◆ Directions for this task
Go through the listing and copy each line that has the string "Модель" in it.

◆ Exercise materials
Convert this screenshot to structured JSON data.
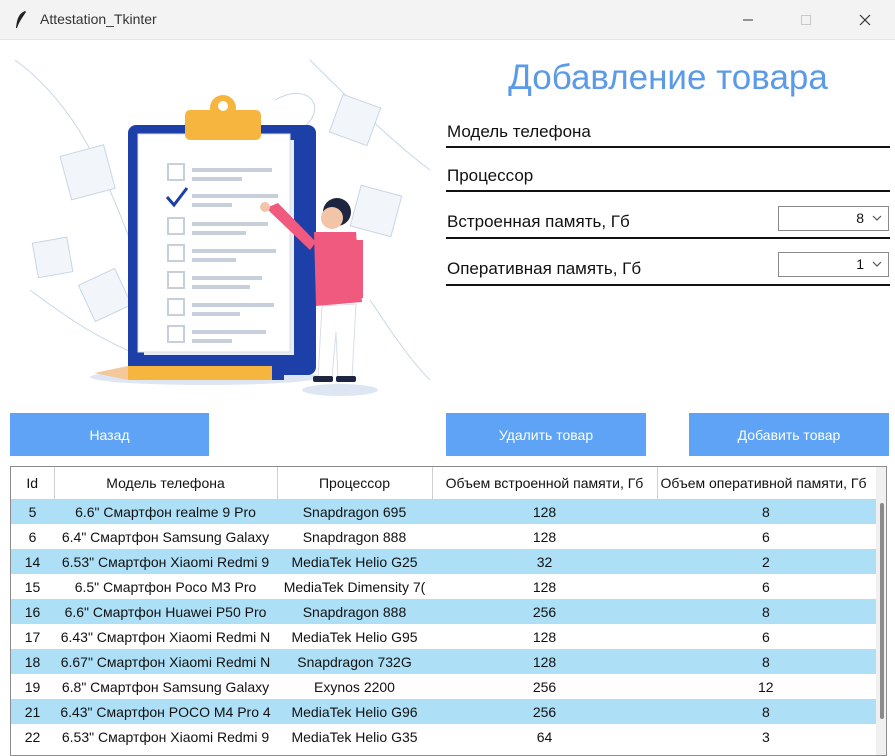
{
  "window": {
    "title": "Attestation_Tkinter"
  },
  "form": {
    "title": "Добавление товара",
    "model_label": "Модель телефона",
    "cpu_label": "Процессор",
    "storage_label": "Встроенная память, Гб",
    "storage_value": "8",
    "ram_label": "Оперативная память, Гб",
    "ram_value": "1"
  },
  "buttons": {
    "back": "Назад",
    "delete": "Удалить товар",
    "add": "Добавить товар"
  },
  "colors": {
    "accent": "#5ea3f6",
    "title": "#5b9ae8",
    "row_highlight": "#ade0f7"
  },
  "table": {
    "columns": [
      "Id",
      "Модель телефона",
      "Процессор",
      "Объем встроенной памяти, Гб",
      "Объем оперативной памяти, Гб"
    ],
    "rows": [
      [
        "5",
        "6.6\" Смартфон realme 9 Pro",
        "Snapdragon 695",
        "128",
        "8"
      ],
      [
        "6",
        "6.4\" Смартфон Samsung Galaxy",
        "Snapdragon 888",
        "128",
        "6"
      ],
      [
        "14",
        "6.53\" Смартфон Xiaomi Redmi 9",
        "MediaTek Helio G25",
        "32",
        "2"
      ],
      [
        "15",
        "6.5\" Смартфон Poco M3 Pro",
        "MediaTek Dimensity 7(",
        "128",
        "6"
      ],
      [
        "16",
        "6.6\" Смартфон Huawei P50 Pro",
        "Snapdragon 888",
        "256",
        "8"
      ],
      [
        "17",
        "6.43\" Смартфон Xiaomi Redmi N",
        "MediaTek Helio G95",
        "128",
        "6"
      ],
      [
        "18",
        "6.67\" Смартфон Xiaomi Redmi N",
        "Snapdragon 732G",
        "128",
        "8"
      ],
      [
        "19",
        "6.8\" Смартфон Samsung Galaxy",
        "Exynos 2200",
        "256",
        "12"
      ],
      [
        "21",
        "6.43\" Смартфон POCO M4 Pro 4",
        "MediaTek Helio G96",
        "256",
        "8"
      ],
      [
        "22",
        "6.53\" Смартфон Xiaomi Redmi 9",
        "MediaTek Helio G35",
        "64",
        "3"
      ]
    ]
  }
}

◆ Problem solution
    "model_label": "Модель телефона",
      "Модель телефона",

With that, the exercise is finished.